My husband bought me a sewing machine about 10 years ago (or more!). I had wanted to start making my own clothes. Needless to say, over the past decade, he's probably gotten more use out of it for his reenacting hobby than I ever did.
Somewhere over the past several months, I began thinking of projects involving the sewing machine. Perhaps it was the hours of pricking my fingers with a needle sewing a small canvas gym shoe bag for my daughter last year. But I pulled out the sewing machine in June to quickly whip together some lavender sachets as gifts for Frida's teachers, and the machine hasn't been put away since then.
When we were in Berlin back in August, I visited many little boutiques where the clothes were being made in the back room, by the shop owners/designers themselves (Bis es mir vom Leibe fällt, Quasi moda Berlin). Of course, the cost of quality and individuality was certainly a bit higher than for mass-produced goods such as those you find at the large chain stores in malls world-wide.

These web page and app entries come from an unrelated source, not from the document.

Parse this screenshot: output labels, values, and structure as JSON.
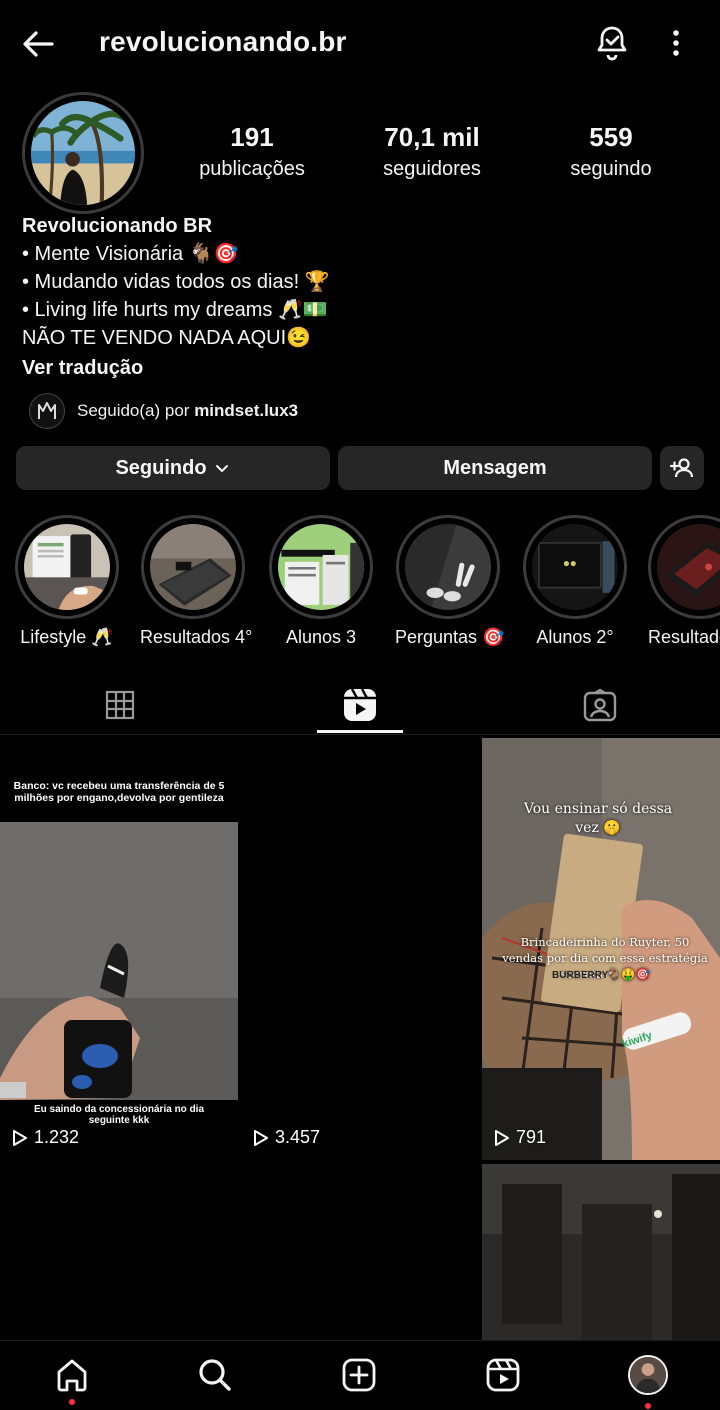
{
  "header": {
    "username": "revolucionando.br"
  },
  "profile": {
    "stats": [
      {
        "value": "191",
        "label": "publicações"
      },
      {
        "value": "70,1 mil",
        "label": "seguidores"
      },
      {
        "value": "559",
        "label": "seguindo"
      }
    ],
    "bio": {
      "name": "Revolucionando BR",
      "lines": [
        "• Mente Visionária 🐐🎯",
        "• Mudando vidas todos os dias! 🏆",
        "• Living life hurts my dreams 🥂💵",
        "NÃO TE VENDO NADA AQUI😉"
      ],
      "translate": "Ver tradução"
    },
    "followed_by": {
      "prefix": "Seguido(a) por ",
      "user": "mindset.lux3"
    }
  },
  "actions": {
    "following": "Seguindo",
    "message": "Mensagem"
  },
  "highlights": [
    {
      "label": "Lifestyle 🥂"
    },
    {
      "label": "Resultados 4°"
    },
    {
      "label": "Alunos 3"
    },
    {
      "label": "Perguntas 🎯"
    },
    {
      "label": "Alunos 2°"
    },
    {
      "label": "Resultado"
    }
  ],
  "tabs": {
    "active": "reels",
    "items": [
      "grid-icon",
      "reels-icon",
      "tagged-icon"
    ]
  },
  "grid": [
    {
      "views": "1.232",
      "caption_top": "Banco: vc recebeu uma transferência de 5 milhões por engano,devolva por gentileza",
      "caption_bottom": "Eu saindo da concessionária no dia seguinte kkk"
    },
    {
      "views": "3.457"
    },
    {
      "views": "791",
      "caption_top": "Vou ensinar só dessa vez 🤫",
      "caption_mid": "Brincadeirinha do Ruyter, 50 vendas por dia com essa estratégia secreta 🐐🤑🎯",
      "bracelet": "kiwify",
      "tag": "BURBERRY"
    },
    {},
    {},
    {}
  ],
  "nav": {
    "items": [
      "home-icon",
      "search-icon",
      "create-icon",
      "reels-icon",
      "profile-avatar"
    ]
  },
  "colors": {
    "background": "#000000",
    "button": "#262626",
    "notification_dot": "#ff3040"
  }
}
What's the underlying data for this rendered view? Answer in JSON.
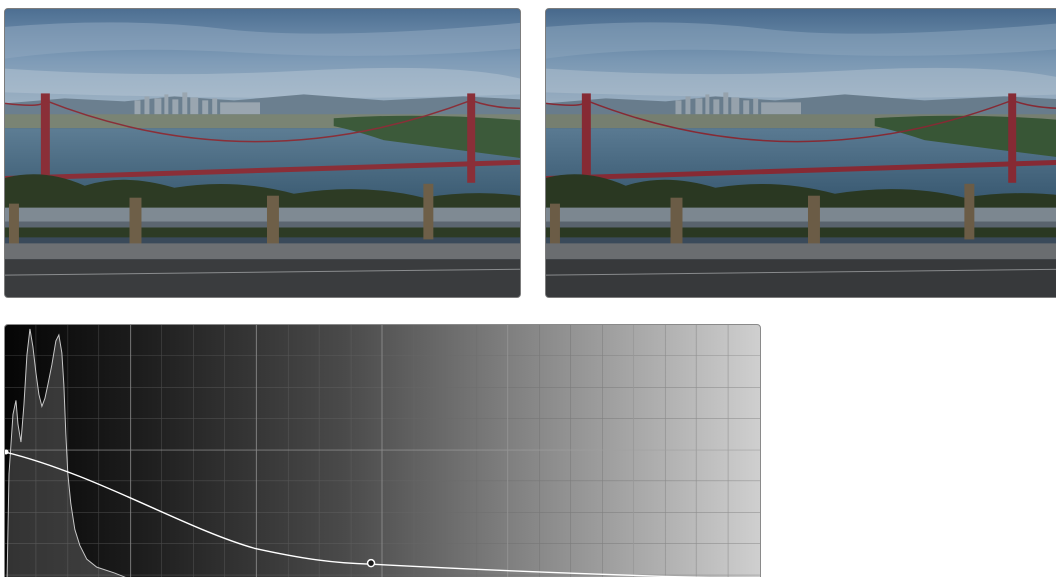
{
  "viewers": {
    "before": {
      "label": "",
      "icon": "golden-gate-bridge-photo"
    },
    "after": {
      "label": "",
      "icon": "golden-gate-bridge-photo"
    }
  },
  "curve_editor": {
    "type": "luminance-vs-saturation",
    "histogram": "luma-histogram",
    "control_point": {
      "input": 0.485,
      "output": 0.06
    },
    "curve_color": "#ffffff",
    "grid_color": "#6a6a6a"
  }
}
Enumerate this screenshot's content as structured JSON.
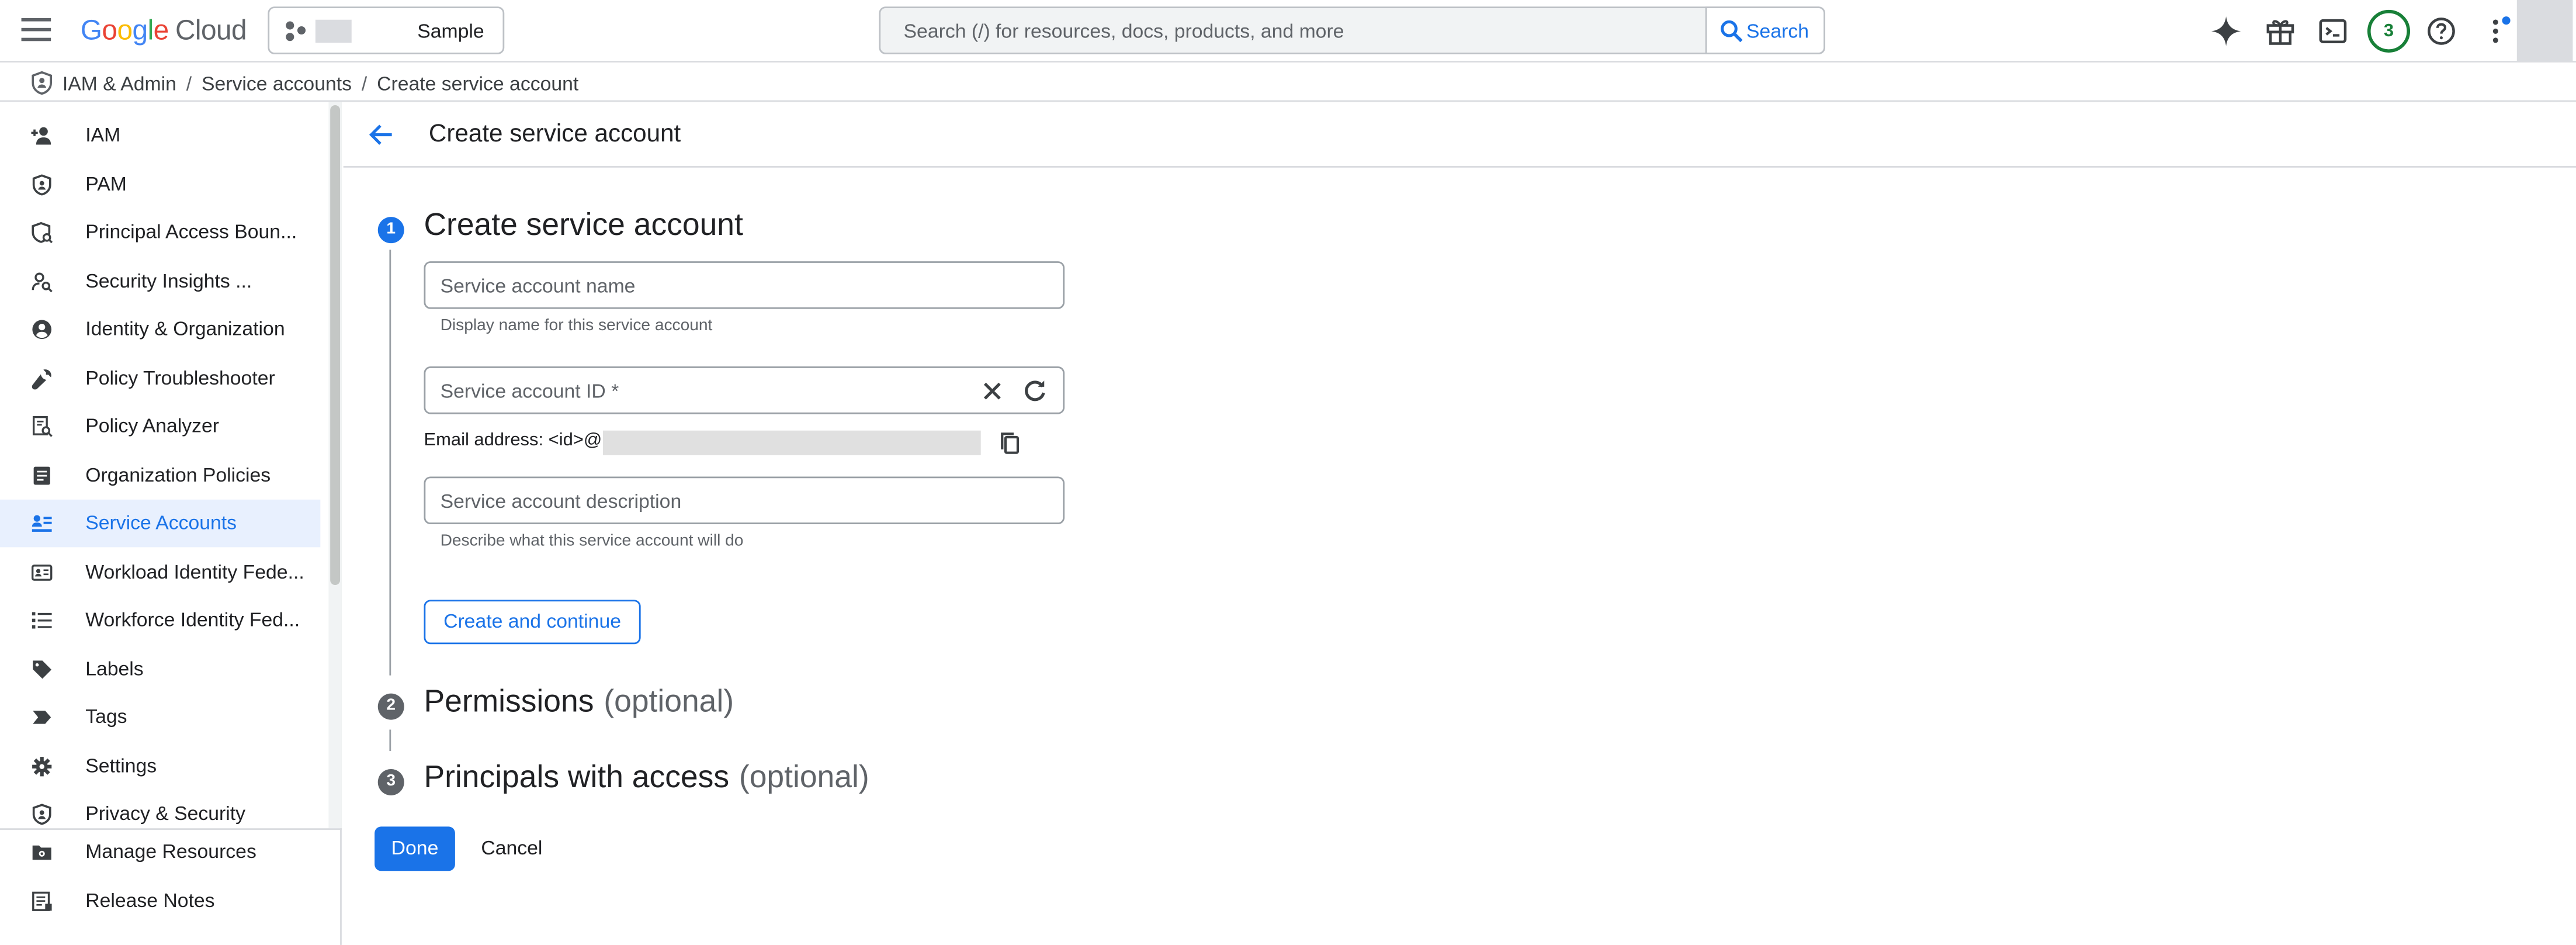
{
  "header": {
    "logo": {
      "g": "G",
      "o1": "o",
      "o2": "o",
      "g2": "g",
      "l": "l",
      "e": "e",
      "cloud": "Cloud"
    },
    "project_name": "Sample",
    "search_placeholder": "Search (/) for resources, docs, products, and more",
    "search_button": "Search",
    "notification_count": "3",
    "icons": [
      "menu-icon",
      "project-icon",
      "search-icon",
      "gemini-icon",
      "gift-icon",
      "cloud-shell-icon",
      "help-icon",
      "more-vert-icon"
    ]
  },
  "breadcrumb": {
    "items": [
      "IAM & Admin",
      "Service accounts",
      "Create service account"
    ],
    "separator": "/"
  },
  "sidebar": {
    "items": [
      {
        "label": "IAM",
        "icon": "person-add-icon"
      },
      {
        "label": "PAM",
        "icon": "shield-icon"
      },
      {
        "label": "Principal Access Boun...",
        "icon": "policy-shield-icon"
      },
      {
        "label": "Security Insights ...",
        "icon": "person-search-icon"
      },
      {
        "label": "Identity & Organization",
        "icon": "account-circle-icon"
      },
      {
        "label": "Policy Troubleshooter",
        "icon": "wrench-icon"
      },
      {
        "label": "Policy Analyzer",
        "icon": "document-search-icon"
      },
      {
        "label": "Organization Policies",
        "icon": "list-document-icon"
      },
      {
        "label": "Service Accounts",
        "icon": "service-account-icon",
        "active": true
      },
      {
        "label": "Workload Identity Fede...",
        "icon": "id-card-icon"
      },
      {
        "label": "Workforce Identity Fed...",
        "icon": "list-icon"
      },
      {
        "label": "Labels",
        "icon": "label-icon"
      },
      {
        "label": "Tags",
        "icon": "tag-arrow-icon"
      },
      {
        "label": "Settings",
        "icon": "gear-icon"
      },
      {
        "label": "Privacy & Security",
        "icon": "privacy-shield-icon"
      }
    ],
    "bottom_items": [
      {
        "label": "Manage Resources",
        "icon": "folder-gear-icon"
      },
      {
        "label": "Release Notes",
        "icon": "notes-icon"
      }
    ]
  },
  "page": {
    "title": "Create service account"
  },
  "steps": [
    {
      "number": "1",
      "title": "Create service account",
      "optional": ""
    },
    {
      "number": "2",
      "title": "Permissions",
      "optional": "(optional)"
    },
    {
      "number": "3",
      "title": "Principals with access",
      "optional": "(optional)"
    }
  ],
  "form": {
    "name": {
      "placeholder": "Service account name",
      "value": "",
      "helper": "Display name for this service account"
    },
    "id": {
      "placeholder": "Service account ID *",
      "value": ""
    },
    "email_label": "Email address: <id>@",
    "description": {
      "placeholder": "Service account description",
      "value": "",
      "helper": "Describe what this service account will do"
    },
    "create_button": "Create and continue"
  },
  "actions": {
    "done": "Done",
    "cancel": "Cancel"
  },
  "colors": {
    "accent": "#1a73e8",
    "active_bg": "#e8f0fe",
    "border": "#dadce0",
    "badge": "#188038"
  }
}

It reinvigorated my view of making clothing by hand. I saw that it could be much more than following a Vogue pattern picked up at the fabric store. Just as I am fond of winging it when it comes to making dinners (soups, stews, and quiches are what I love to experiment with), I realized that if I could learn the basics of some of the stitching techniques I saw used by the boutiques in Berlin, and by awesome Etsy clothiers I just discovered (such as Brooklyn's Fink) I could begin experimenting at home.
Until then, I am starting slow. My first, and biggest, attempt so far has been this overnight bag I made for my neice's birthday. Monogrammed, as well! I have enough material left over to make one similar for my daughter. I think for my daughter's, I will skip the top drawstring handle, and do a simple tote handle and snap closure to see how that works.
So, just as I was feeling high on my achievement with my niece's overnight bag, we received this week a lovely package of goodies from a friend who knits, crochets, and makes little stuffed animals. She had made a "yarn" out of plastic grocery bags and crocheted it into a tote for me! And now I am in awe about how much there is to learn, and how with a firm foot in the basics, you can experiment and go anywhere with your craft.
Maybe for Christmas, I'll be asking Santa for a Sewing Machine 101 class at G Street Fabrics...